n inch. See amalgamator ; gold-leaf. Gold-al-loys′. Those in which other metals are added to gold to confer hardness, as in coin, or to cheapen the product, as in some jewelers' alloys and solders. See alloys, pp. 62, 63. Gold-beat′ers Ham′mer. A hammer with two somewhat rounded faces, used in beating the pack of alternate gold ribbon and vellum or gold-leaf and skin. As the work progresses smaller hammers are used. The forging-hammer is used in reducing the ingot of gold to anvil at the base of the cartridge; a pellet or ring in a basin or in the flange of the cartridge; a pellet in the base of the bullet. By position it may be rear-fire, front-fire, side-fire, center-fire. See. cartridge; fire-arm. Gun-look Ham′mer. The cock or striker of a fire-arm lock. See gun-lock. Gun-met′al. A bronze from which cannon may be cast. Ordinarily 9 parts copper and 1 tin. Other metals have been sometimes added or substituted for the tin, copper still rema

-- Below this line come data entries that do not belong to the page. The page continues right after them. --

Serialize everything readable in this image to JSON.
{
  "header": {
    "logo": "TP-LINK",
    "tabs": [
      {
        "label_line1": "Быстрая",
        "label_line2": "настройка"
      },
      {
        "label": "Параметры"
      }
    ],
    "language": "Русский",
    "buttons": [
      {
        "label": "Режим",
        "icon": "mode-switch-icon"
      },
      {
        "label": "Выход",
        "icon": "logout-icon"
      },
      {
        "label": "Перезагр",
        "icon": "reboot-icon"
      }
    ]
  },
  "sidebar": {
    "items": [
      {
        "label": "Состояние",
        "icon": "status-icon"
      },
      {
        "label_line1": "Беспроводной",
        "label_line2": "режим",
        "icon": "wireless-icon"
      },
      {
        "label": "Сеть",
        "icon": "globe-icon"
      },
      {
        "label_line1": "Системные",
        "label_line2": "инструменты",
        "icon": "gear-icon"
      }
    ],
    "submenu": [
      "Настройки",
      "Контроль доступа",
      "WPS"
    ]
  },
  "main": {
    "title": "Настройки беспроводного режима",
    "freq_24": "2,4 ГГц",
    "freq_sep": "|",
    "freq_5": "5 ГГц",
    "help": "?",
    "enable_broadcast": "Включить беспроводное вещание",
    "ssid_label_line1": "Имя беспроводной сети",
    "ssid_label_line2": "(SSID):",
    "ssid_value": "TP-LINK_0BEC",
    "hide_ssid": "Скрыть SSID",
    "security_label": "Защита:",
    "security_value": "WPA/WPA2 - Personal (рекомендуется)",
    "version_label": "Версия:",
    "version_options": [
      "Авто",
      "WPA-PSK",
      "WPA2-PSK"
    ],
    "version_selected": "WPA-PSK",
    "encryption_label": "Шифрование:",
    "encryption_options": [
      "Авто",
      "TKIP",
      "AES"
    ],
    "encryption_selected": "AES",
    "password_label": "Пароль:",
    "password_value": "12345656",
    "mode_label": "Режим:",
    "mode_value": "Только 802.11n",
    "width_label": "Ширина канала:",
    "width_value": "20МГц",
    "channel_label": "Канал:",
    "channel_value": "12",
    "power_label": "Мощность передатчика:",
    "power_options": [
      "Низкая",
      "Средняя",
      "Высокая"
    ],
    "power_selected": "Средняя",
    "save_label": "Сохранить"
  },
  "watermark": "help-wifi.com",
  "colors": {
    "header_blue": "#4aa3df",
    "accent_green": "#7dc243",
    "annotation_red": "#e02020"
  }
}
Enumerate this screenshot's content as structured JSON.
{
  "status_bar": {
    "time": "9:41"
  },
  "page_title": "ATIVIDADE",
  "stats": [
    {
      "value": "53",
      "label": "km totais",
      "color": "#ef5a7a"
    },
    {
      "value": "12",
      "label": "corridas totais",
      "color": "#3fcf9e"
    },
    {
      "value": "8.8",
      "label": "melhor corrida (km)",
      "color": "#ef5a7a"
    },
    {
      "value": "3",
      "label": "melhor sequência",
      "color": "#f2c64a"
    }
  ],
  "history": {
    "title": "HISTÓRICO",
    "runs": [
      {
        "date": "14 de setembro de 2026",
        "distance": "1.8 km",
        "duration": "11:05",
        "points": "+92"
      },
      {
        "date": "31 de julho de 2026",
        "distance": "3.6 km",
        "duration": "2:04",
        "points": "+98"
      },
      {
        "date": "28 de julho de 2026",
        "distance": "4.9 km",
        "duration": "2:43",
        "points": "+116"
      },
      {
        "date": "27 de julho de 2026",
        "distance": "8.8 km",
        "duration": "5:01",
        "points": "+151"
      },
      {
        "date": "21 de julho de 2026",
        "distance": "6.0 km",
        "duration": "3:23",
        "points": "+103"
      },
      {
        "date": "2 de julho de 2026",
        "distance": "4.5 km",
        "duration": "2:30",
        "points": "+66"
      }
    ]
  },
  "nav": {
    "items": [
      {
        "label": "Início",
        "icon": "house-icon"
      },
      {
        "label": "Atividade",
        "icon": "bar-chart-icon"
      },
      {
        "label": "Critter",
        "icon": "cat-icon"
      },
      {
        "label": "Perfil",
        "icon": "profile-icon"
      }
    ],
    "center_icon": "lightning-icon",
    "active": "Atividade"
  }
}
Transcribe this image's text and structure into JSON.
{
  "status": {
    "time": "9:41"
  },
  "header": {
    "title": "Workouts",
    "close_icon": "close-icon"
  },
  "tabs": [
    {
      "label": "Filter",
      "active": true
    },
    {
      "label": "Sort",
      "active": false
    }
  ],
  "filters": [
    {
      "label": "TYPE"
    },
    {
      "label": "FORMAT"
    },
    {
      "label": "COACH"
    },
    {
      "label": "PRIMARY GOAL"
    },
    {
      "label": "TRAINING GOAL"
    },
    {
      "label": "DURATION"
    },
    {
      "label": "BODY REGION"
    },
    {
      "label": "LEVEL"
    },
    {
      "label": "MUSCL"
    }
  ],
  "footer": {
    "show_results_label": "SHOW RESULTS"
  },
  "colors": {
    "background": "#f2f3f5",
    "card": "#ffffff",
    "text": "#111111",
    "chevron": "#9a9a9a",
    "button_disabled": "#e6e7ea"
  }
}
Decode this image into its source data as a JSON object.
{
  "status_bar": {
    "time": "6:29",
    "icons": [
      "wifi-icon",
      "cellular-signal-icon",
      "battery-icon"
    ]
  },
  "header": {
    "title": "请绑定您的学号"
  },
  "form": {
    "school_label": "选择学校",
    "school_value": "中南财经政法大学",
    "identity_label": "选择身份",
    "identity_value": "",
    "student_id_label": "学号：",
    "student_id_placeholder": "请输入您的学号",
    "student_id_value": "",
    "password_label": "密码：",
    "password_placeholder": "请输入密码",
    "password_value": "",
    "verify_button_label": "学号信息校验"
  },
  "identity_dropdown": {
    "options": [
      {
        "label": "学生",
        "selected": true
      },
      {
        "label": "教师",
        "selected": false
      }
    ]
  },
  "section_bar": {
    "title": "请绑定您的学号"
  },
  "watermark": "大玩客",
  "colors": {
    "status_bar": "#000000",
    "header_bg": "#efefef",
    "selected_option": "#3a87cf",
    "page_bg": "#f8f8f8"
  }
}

shaving off very thin slices of ham or beef. Ham′mer. 1. A tool for driving nails, beating metructure, usually partially span the severy. Ham′mer-cap. A cover for the cock of a gun. HHam′mer-catcher. (Music.) A padded shoulder which catches the hammer on its return. See piano-tc., in the box of the seat; or from hamper. Ham′mer-harden-ing. Beating metal with a hammer h has projecting trunnions forming the axis. Ham′mer-joint. The joint of the pan in the flint-lock. Ham′mer-mark. A forge-mark. A mark of the hammer left from forging. Ham′mer-nail. to the plate of the gun-lock. A lock-nail. Ham′mer-spring. The spring of the hammer in a gul up to allow a clear passage between decks. Ham′mock-net-tings. (Nautical.) A row of forkee seamen stow their hammocks during the day. Ham′per. 1. A large wicker-work covered basket, esist the action of sea-water. Hold′ing — up Ham′mer. A hammer held by the assistant against
g must be tuned to a different octave. A kind of glockenspeil. Steel-bar piano. Pi-a′no-for′te Ac′tion. The motion-work of a piano-forte, including the key and hammer and the parts intervening. See Figs. 3687 and 3688. Pi-a′no-for′te Ham′mer. The percussor in the piano movement which is impelled by the key and strikes the string. Piano-hammer. Pi-a′no-graph. An apparatus attached to a piano, which transcribes on prepared paper the piece played on the piano. Pi-a′e agent for lifting. See pneumatic hoist; furnace-hoist. In planing-mills, the pneumatic method is used to carry the shavings from the planers to the furnaces of the steam-boilers; in grain and wool houses, to convey the stock. Pneu-mat′ic Ham′mer. A hammer in which compressed air is the agent for lifting the helve or the head. See atmospheric hammer. Pneumatic hoist. Pneu-mat′ic hoist. An elevating apparatus in which a platform is lifted by suspension chains